- Delusions: When a manic person experiences delusions, they may begin to believe in false information or ideas. For example, a common symptom for manic episodes are grandiose delusions. About two-thirds of all bipolar patients and half of patients diagnosed with schizophrenia will experience this type of delusion. During a grandiose delusion, an individual believes that they have special powers, missions, identities or responsibilities. For example, they might believe that they are spies, government officials, or that they have specialized jobs (when they don’t really have any training in that area). Another common delusion that manic people experience are delusions of paranoia in which patients believe that they are being stalked, surveilled, or even targeted by other people. They may believe that the government or gang members are after them. Research has shown that individuals who experience grandiose delusions are at risk for physical, sexual, social, and emotional harm.
- Hallucinations: Manic episodes can cause individuals to feel like they are hearing, smelling, seeing, or experiencing things that are not real. A common hallucination for those in a state of mania is believing that someone is talking to them when there is actually nobody there. Research shows that among manic individuals who are going through psychosis, 15% of individuals may experience a visual hallucination, while 28% of individuals are likely to experience auditory hallucinations.
Diagnosing and Treating a Manic Episode
With regards to bipolar disorder, there is a term called rapid cycling which describes the experience of having 4 or more mood episodes within a year-long period. The mood episodes can either be manic, hypomanic, or depressive. The episodes must happen with at least a 2-month remission period between each episode, or the episodes must switch from one emotional extreme to another (from manic to depressive or from depressive to manic). Research shows that bipolar I women are more likely than bipolar I men to experience rapid cycling, and are also more likely to initially present with depressive and mixed episodes. On the other hand, bipolar I men are more likely to present first with a manic episode, and have an earlier onset of the disorder than women.

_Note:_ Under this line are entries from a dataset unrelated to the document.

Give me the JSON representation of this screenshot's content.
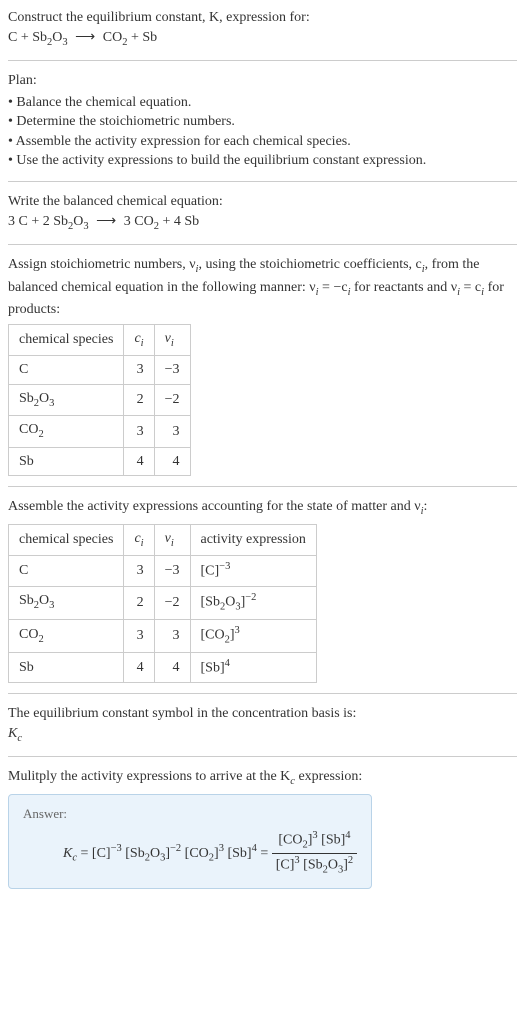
{
  "intro": {
    "line1": "Construct the equilibrium constant, K, expression for:",
    "equation_lhs": "C + Sb",
    "equation_sub1": "2",
    "equation_mid1": "O",
    "equation_sub2": "3",
    "equation_rhs1": "CO",
    "equation_rhs_sub": "2",
    "equation_rhs2": " + Sb",
    "arrow": "⟶"
  },
  "plan": {
    "header": "Plan:",
    "items": [
      "Balance the chemical equation.",
      "Determine the stoichiometric numbers.",
      "Assemble the activity expression for each chemical species.",
      "Use the activity expressions to build the equilibrium constant expression."
    ]
  },
  "balanced": {
    "header": "Write the balanced chemical equation:",
    "lhs": "3 C + 2 Sb",
    "sub1": "2",
    "mid1": "O",
    "sub2": "3",
    "arrow": "⟶",
    "rhs": "3 CO",
    "rhs_sub": "2",
    "rhs2": " + 4 Sb"
  },
  "stoich": {
    "header_a": "Assign stoichiometric numbers, ν",
    "header_a_sub": "i",
    "header_b": ", using the stoichiometric coefficients, c",
    "header_b_sub": "i",
    "header_c": ", from the balanced chemical equation in the following manner: ν",
    "header_c_sub": "i",
    "header_d": " = −c",
    "header_d_sub": "i",
    "header_e": " for reactants and ν",
    "header_e_sub": "i",
    "header_f": " = c",
    "header_f_sub": "i",
    "header_g": " for products:",
    "col1": "chemical species",
    "col2_a": "c",
    "col2_b": "i",
    "col3_a": "ν",
    "col3_b": "i",
    "rows": [
      {
        "species": "C",
        "sub": "",
        "c": "3",
        "v": "−3"
      },
      {
        "species": "Sb",
        "sub": "2O3",
        "c": "2",
        "v": "−2"
      },
      {
        "species": "CO",
        "sub": "2",
        "c": "3",
        "v": "3"
      },
      {
        "species": "Sb",
        "sub": "",
        "c": "4",
        "v": "4"
      }
    ]
  },
  "activity": {
    "header_a": "Assemble the activity expressions accounting for the state of matter and ν",
    "header_a_sub": "i",
    "header_b": ":",
    "col1": "chemical species",
    "col2_a": "c",
    "col2_b": "i",
    "col3_a": "ν",
    "col3_b": "i",
    "col4": "activity expression",
    "rows": [
      {
        "species": "C",
        "sub": "",
        "c": "3",
        "v": "−3",
        "act_base": "[C]",
        "act_sub": "",
        "act_exp": "−3"
      },
      {
        "species": "Sb",
        "sub": "2O3",
        "c": "2",
        "v": "−2",
        "act_base": "[Sb",
        "act_sub": "2O3",
        "act_close": "]",
        "act_exp": "−2"
      },
      {
        "species": "CO",
        "sub": "2",
        "c": "3",
        "v": "3",
        "act_base": "[CO",
        "act_sub": "2",
        "act_close": "]",
        "act_exp": "3"
      },
      {
        "species": "Sb",
        "sub": "",
        "c": "4",
        "v": "4",
        "act_base": "[Sb]",
        "act_sub": "",
        "act_exp": "4"
      }
    ]
  },
  "symbol": {
    "line1": "The equilibrium constant symbol in the concentration basis is:",
    "k": "K",
    "k_sub": "c"
  },
  "final": {
    "header_a": "Mulitply the activity expressions to arrive at the K",
    "header_a_sub": "c",
    "header_b": " expression:",
    "answer_label": "Answer:",
    "kc": "K",
    "kc_sub": "c",
    "eq": " = [C]",
    "e1": "−3",
    "t2": " [Sb",
    "t2sub": "2",
    "t2b": "O",
    "t2sub2": "3",
    "t2c": "]",
    "e2": "−2",
    "t3": " [CO",
    "t3sub": "2",
    "t3b": "]",
    "e3": "3",
    "t4": " [Sb]",
    "e4": "4",
    "eq2": " = ",
    "num_a": "[CO",
    "num_sub": "2",
    "num_b": "]",
    "num_e": "3",
    "num_c": " [Sb]",
    "num_e2": "4",
    "den_a": "[C]",
    "den_e": "3",
    "den_b": " [Sb",
    "den_sub": "2",
    "den_c": "O",
    "den_sub2": "3",
    "den_d": "]",
    "den_e2": "2"
  }
}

Diagnosing a manic episode can be tricky because there are many different psychiatric diagnoses that mimic the symptoms of mania. For example, stimulants such as cocaine, PCP, and amphetamines can produce feelings of euphoria and heightened sense of emotions in the same way that mania can make individuals feel. Hallucinogens and steroids may also lead to some of the aggressive and irritable symptoms that are characteristic of mania as well.With so much overlap, researchers and clinicians have come up with a mnemonic device to help guide providers during a patient’s intake history. The mnemonic is DIG FAST, and it stands for
- Irresponsibility or Irritability
- Flight of ideas
- increased Activity
- decreased Sleep
- excessive Talkativeness
Providers evaluate and subsequently diagnose patients with mania using DSM-V criteria, and the above mnemonic helps them ask about these common manic symptoms to see if patients are presenting with some or all of them. To be diagnosed with mania, a mental health provider must deem that a person presents with abnormal, lengthy expressions of heightened emotions and energy that lasts persistently for at least a week; patients have at least 3 or more manic symptoms (such as the ones listed above); the episode causes enough harm to disrupt normal functioning at home, work, or school; and the manic episode is caused ‘naturally’ and not by outside factors such as drugs, medications, or other illnesses.